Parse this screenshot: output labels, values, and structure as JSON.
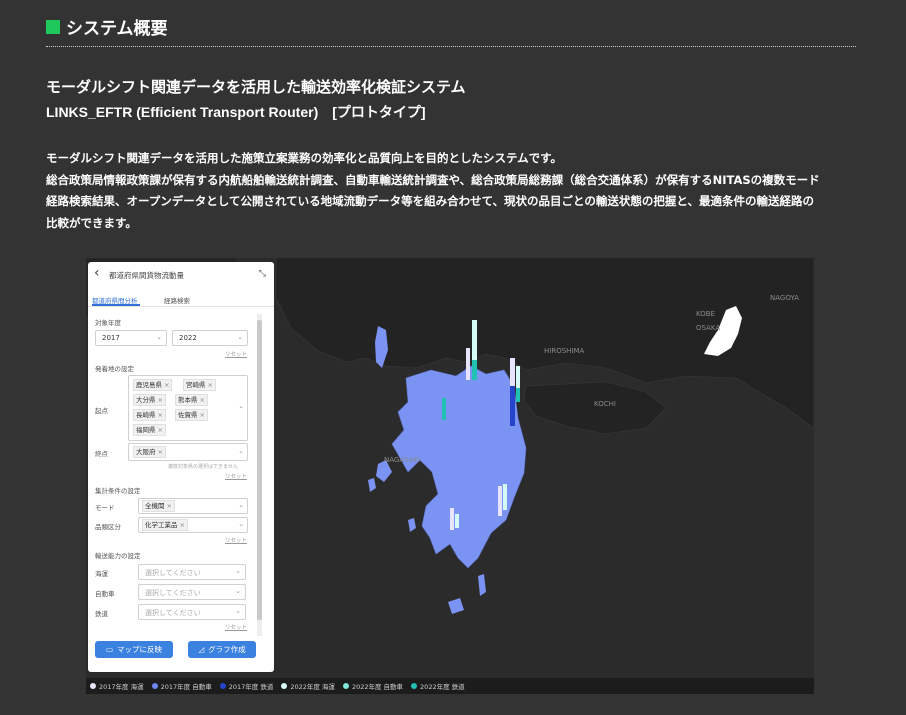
{
  "section": {
    "title": "システム概要"
  },
  "heading": {
    "line1": "モーダルシフト関連データを活用した輸送効率化検証システム",
    "line2": "LINKS_EFTR (Efficient Transport Router)　[プロトタイプ]"
  },
  "description": [
    "モーダルシフト関連データを活用した施策立案業務の効率化と品質向上を目的としたシステムです。",
    "総合政策局情報政策課が保有する内航船舶輸送統計調査、自動車輸送統計調査や、総合政策局総務課（総合交通体系）が保有するNITASの複数モード",
    "経路検索結果、オープンデータとして公開されている地域流動データ等を組み合わせて、現状の品目ごとの輸送状態の把握と、最適条件の輸送経路の",
    "比較ができます。"
  ],
  "panel": {
    "title": "都道府県間貨物流動量",
    "tabs": [
      "都道府県間分析",
      "経路検索"
    ],
    "year_label": "対象年度",
    "year_from": "2017",
    "year_to": "2022",
    "reset": "リセット",
    "origin_section": "発着地の設定",
    "origin_label": "起点",
    "origin_tags": [
      "鹿児島県",
      "宮崎県",
      "大分県",
      "熊本県",
      "長崎県",
      "佐賀県",
      "福岡県"
    ],
    "dest_label": "終点",
    "dest_tags": [
      "大阪府"
    ],
    "dest_note": "複数対象県の選択はできません",
    "agg_section": "集計条件の設定",
    "mode_label": "モード",
    "mode_tags": [
      "全機関"
    ],
    "category_label": "品類区分",
    "category_tags": [
      "化学工業品"
    ],
    "capacity_section": "輸送能力の設定",
    "capacity_rows": [
      {
        "label": "海運",
        "placeholder": "選択してください"
      },
      {
        "label": "自動車",
        "placeholder": "選択してください"
      },
      {
        "label": "鉄道",
        "placeholder": "選択してください"
      }
    ],
    "btn_map": "マップに反映",
    "btn_graph": "グラフ作成"
  },
  "map": {
    "labels": [
      "HIROSHIMA",
      "KOCHI",
      "NAGASAKI",
      "OSAKA",
      "NAGOYA",
      "KOBE"
    ],
    "region_color": "#7b93f2",
    "highlight_color": "#ffffff"
  },
  "legend": [
    {
      "label": "2017年度 海運",
      "color": "#e7e4ff"
    },
    {
      "label": "2017年度 自動車",
      "color": "#6f86f0"
    },
    {
      "label": "2017年度 鉄道",
      "color": "#2445c9"
    },
    {
      "label": "2022年度 海運",
      "color": "#d6fbf6"
    },
    {
      "label": "2022年度 自動車",
      "color": "#7fe6dc"
    },
    {
      "label": "2022年度 鉄道",
      "color": "#20c0b2"
    }
  ]
}
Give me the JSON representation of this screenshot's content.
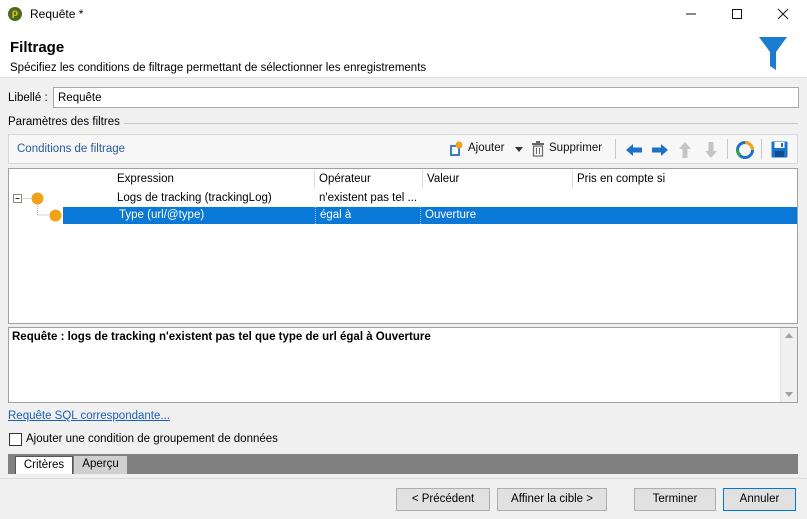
{
  "window": {
    "title": "Requête *",
    "minimize": "—",
    "maximize": "☐",
    "close": "✕"
  },
  "header": {
    "title": "Filtrage",
    "subtitle": "Spécifiez les conditions de filtrage permettant de sélectionner les enregistrements",
    "icon": "funnel-icon"
  },
  "form": {
    "label_text": "Libellé :",
    "label_value": "Requête",
    "section_title": "Paramètres des filtres"
  },
  "toolbar": {
    "title": "Conditions de filtrage",
    "add_label": "Ajouter",
    "delete_label": "Supprimer"
  },
  "grid": {
    "columns": [
      "Expression",
      "Opérateur",
      "Valeur",
      "Pris en compte si"
    ],
    "rows": [
      {
        "expression": "Logs de tracking (trackingLog)",
        "operator": "n'existent pas tel ...",
        "value": "",
        "condition": ""
      },
      {
        "expression": "Type (url/@type)",
        "operator": "égal à",
        "value": "Ouverture",
        "condition": ""
      }
    ]
  },
  "description": "Requête : logs de tracking n'existent pas tel que type de url égal à Ouverture",
  "sql_link": "Requête SQL correspondante...",
  "grouping_checkbox": "Ajouter une condition de groupement de données",
  "tabs": [
    "Critères",
    "Aperçu"
  ],
  "buttons": {
    "previous": "< Précédent",
    "next": "Affiner la cible >",
    "finish": "Terminer",
    "cancel": "Annuler"
  },
  "colors": {
    "accent": "#0a78d7",
    "funnel": "#1c7ccf",
    "node": "#f0a31a"
  }
}
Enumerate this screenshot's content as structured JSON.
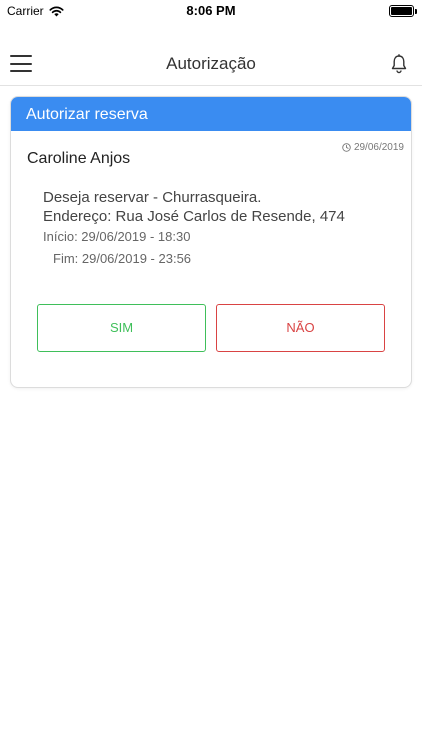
{
  "status_bar": {
    "carrier": "Carrier",
    "time": "8:06 PM"
  },
  "nav": {
    "title": "Autorização",
    "left_icon": "hamburger-menu-icon",
    "right_icon": "bell-icon"
  },
  "card": {
    "header": "Autorizar reserva",
    "header_color": "#3a8cf1",
    "date": "29/06/2019",
    "requester": "Caroline Anjos",
    "request_text": "Deseja reservar - Churrasqueira.",
    "address": "Endereço: Rua José Carlos de Resende, 474",
    "start": "Início: 29/06/2019 - 18:30",
    "end": "Fim: 29/06/2019 - 23:56",
    "yes_label": "SIM",
    "no_label": "NÃO",
    "yes_color": "#3fbf5a",
    "no_color": "#d94343"
  }
}
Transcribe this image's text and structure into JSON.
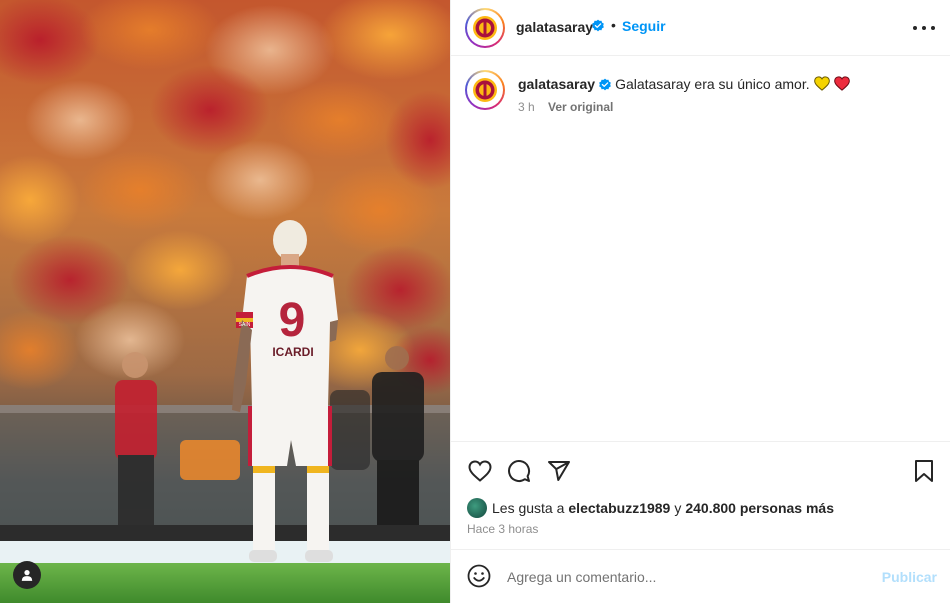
{
  "post": {
    "username": "galatasaray",
    "follow_label": "Seguir",
    "separator": "•",
    "caption_text": "Galatasaray era su único amor.",
    "caption_emojis": [
      "yellow-heart-icon",
      "red-heart-icon"
    ],
    "caption_age": "3 h",
    "see_original_label": "Ver original",
    "likes_prefix": "Les gusta a",
    "liked_by": "electabuzz1989",
    "likes_connector": "y",
    "likes_others": "240.800 personas más",
    "timestamp": "Hace 3 horas",
    "comment_placeholder": "Agrega un comentario...",
    "publish_label": "Publicar"
  },
  "photo": {
    "player_number": "9",
    "player_name": "ICARDI",
    "captain_band": "SAIN"
  },
  "colors": {
    "accent_blue": "#0095f6",
    "verified_blue": "#0095f6",
    "publish_disabled": "#b2dffc",
    "heart_red": "#ed2b3d",
    "heart_yellow": "#f5d300",
    "galatasaray_red": "#a9113c",
    "galatasaray_yellow": "#fdb913"
  },
  "icons": {
    "header": [
      "galatasaray-logo-icon",
      "verified-badge-icon",
      "more-options-icon"
    ],
    "actions": [
      "like-heart-icon",
      "comment-icon",
      "share-icon",
      "save-bookmark-icon"
    ],
    "comment": [
      "emoji-smile-icon"
    ],
    "media": [
      "tagged-user-icon"
    ]
  }
}
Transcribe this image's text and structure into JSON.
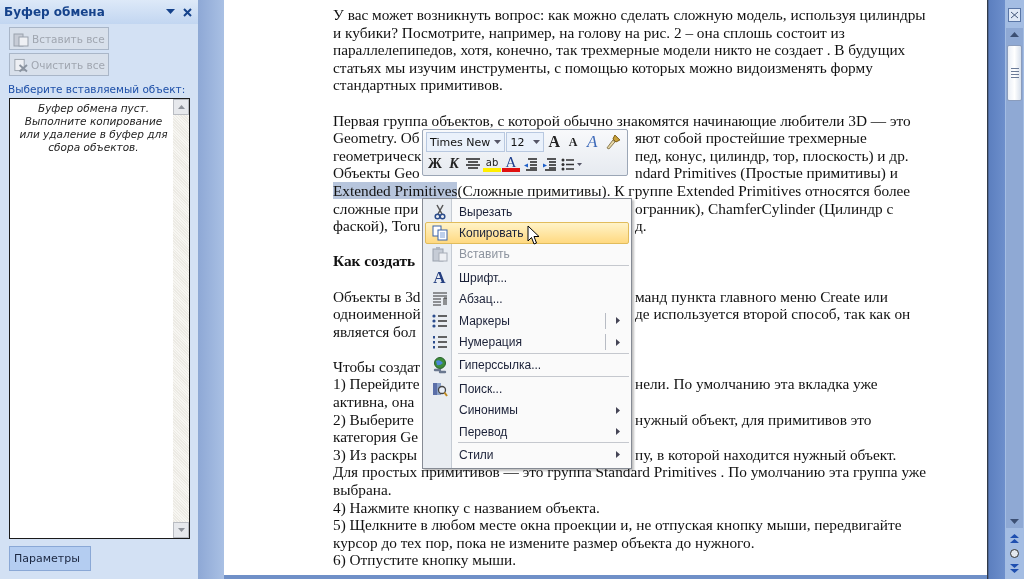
{
  "task_pane": {
    "title": "Буфер обмена",
    "buttons": [
      {
        "label": "Вставить все",
        "disabled": true
      },
      {
        "label": "Очистить все",
        "disabled": true
      }
    ],
    "prompt": "Выберите вставляемый объект:",
    "empty_message": "Буфер обмена пуст. Выполните копирование или удаление в буфер для сбора объектов.",
    "options_button": "Параметры"
  },
  "document": {
    "paragraphs": [
      {
        "kind": "body",
        "lines": [
          {
            "text": "У вас может возникнуть вопрос: как можно сделать сложную модель, используя цилиндры"
          },
          {
            "text": "и кубики? Посмотрите, например, на голову на рис. 2 – она сплошь состоит из"
          },
          {
            "text": "параллелепипедов, хотя, конечно, так трехмерные модели никто не создает . В будущих"
          },
          {
            "text": "статьях мы изучим инструменты, с помощью которых можно видоизменять форму"
          },
          {
            "text": "стандартных примитивов."
          }
        ]
      },
      {
        "kind": "body",
        "lines": [
          {
            "text": "Первая группа объектов, с которой обычно знакомятся начинающие любители 3D — это"
          },
          {
            "text": "Geometry. Об",
            "after_gap": "яют собой простейшие трехмерные"
          },
          {
            "text": "геометрическ",
            "after_gap": "пед, конус, цилиндр, тор, плоскость) и др."
          },
          {
            "text": "Объекты Geo",
            "after_gap": "ndard Primitives (Простые примитивы) и"
          },
          {
            "highlighted": "Extended Primitives",
            "text": "(Сложные примитивы). К группе Extended Primitives относятся более"
          },
          {
            "text": "сложные при",
            "after_gap": "огранник), ChamferCylinder (Цилиндр с"
          },
          {
            "text": "фаской), Toru",
            "after_gap": "д."
          }
        ]
      },
      {
        "kind": "heading",
        "lines": [
          {
            "text": "Как создать"
          }
        ]
      },
      {
        "kind": "body",
        "lines": [
          {
            "text": "Объекты в 3d",
            "after_gap": "манд пункта главного меню Create или"
          },
          {
            "text": "одноименной",
            "after_gap": "де используется второй способ, так как он"
          },
          {
            "text": "является бол"
          }
        ]
      },
      {
        "kind": "body",
        "lines": [
          {
            "text": "Чтобы создат"
          },
          {
            "text": "1) Перейдите",
            "after_gap": "нели. По умолчанию эта вкладка уже"
          },
          {
            "text": "активна, она"
          },
          {
            "text": "2) Выберите",
            "after_gap": "нужный объект, для примитивов это"
          },
          {
            "text": "категория Ge"
          },
          {
            "text": "3) Из раскры",
            "after_gap": "пу, в которой находится нужный объект."
          },
          {
            "text": "Для простых примитивов — это группа Standard Primitives . По умолчанию эта группа уже"
          },
          {
            "text": "выбрана."
          },
          {
            "text": "4) Нажмите кнопку  с названием объекта."
          },
          {
            "text": "5) Щелкните в любом месте окна проекции и, не отпуская кнопку мыши, передвигайте"
          },
          {
            "text": "курсор до тех пор, пока не измените размер объекта до нужного."
          },
          {
            "text": "6) Отпустите кнопку мыши."
          }
        ]
      }
    ]
  },
  "mini_toolbar": {
    "font": "Times New",
    "size": "12",
    "buttons": [
      {
        "kind": "grow",
        "glyph": "A"
      },
      {
        "kind": "shrink",
        "glyph": "A"
      },
      {
        "kind": "styles",
        "glyph": "A"
      },
      {
        "kind": "painter"
      },
      {
        "kind": "bold",
        "glyph": "Ж"
      },
      {
        "kind": "italic",
        "glyph": "К"
      },
      {
        "kind": "align"
      },
      {
        "kind": "highlight",
        "glyph": "ab"
      },
      {
        "kind": "color",
        "glyph": "A"
      },
      {
        "kind": "outdent"
      },
      {
        "kind": "indent"
      },
      {
        "kind": "bullets"
      }
    ]
  },
  "context_menu": {
    "groups": [
      [
        {
          "label": "Вырезать",
          "kind": "command",
          "selected": false,
          "disabled": false
        },
        {
          "label": "Копировать",
          "kind": "command",
          "selected": true,
          "disabled": false
        },
        {
          "label": "Вставить",
          "kind": "command",
          "selected": false,
          "disabled": true
        }
      ],
      [
        {
          "label": "Шрифт...",
          "kind": "command",
          "selected": false,
          "disabled": false,
          "glyph": "A"
        },
        {
          "label": "Абзац...",
          "kind": "command",
          "selected": false,
          "disabled": false
        },
        {
          "label": "Маркеры",
          "kind": "split_submenu",
          "selected": false,
          "disabled": false
        },
        {
          "label": "Нумерация",
          "kind": "split_submenu",
          "selected": false,
          "disabled": false
        }
      ],
      [
        {
          "label": "Гиперссылка...",
          "kind": "command",
          "selected": false,
          "disabled": false
        }
      ],
      [
        {
          "label": "Поиск...",
          "kind": "command",
          "selected": false,
          "disabled": false
        },
        {
          "label": "Синонимы",
          "kind": "submenu",
          "selected": false,
          "disabled": false
        },
        {
          "label": "Перевод",
          "kind": "submenu",
          "selected": false,
          "disabled": false
        }
      ],
      [
        {
          "label": "Стили",
          "kind": "submenu",
          "selected": false,
          "disabled": false
        }
      ]
    ]
  }
}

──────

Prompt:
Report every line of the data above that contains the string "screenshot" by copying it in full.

Task response:
Parse this screenshot: output labels, values, and structure as JSON.
Give me the JSON representation of this screenshot's content.
Enumerate this screenshot's content as structured JSON.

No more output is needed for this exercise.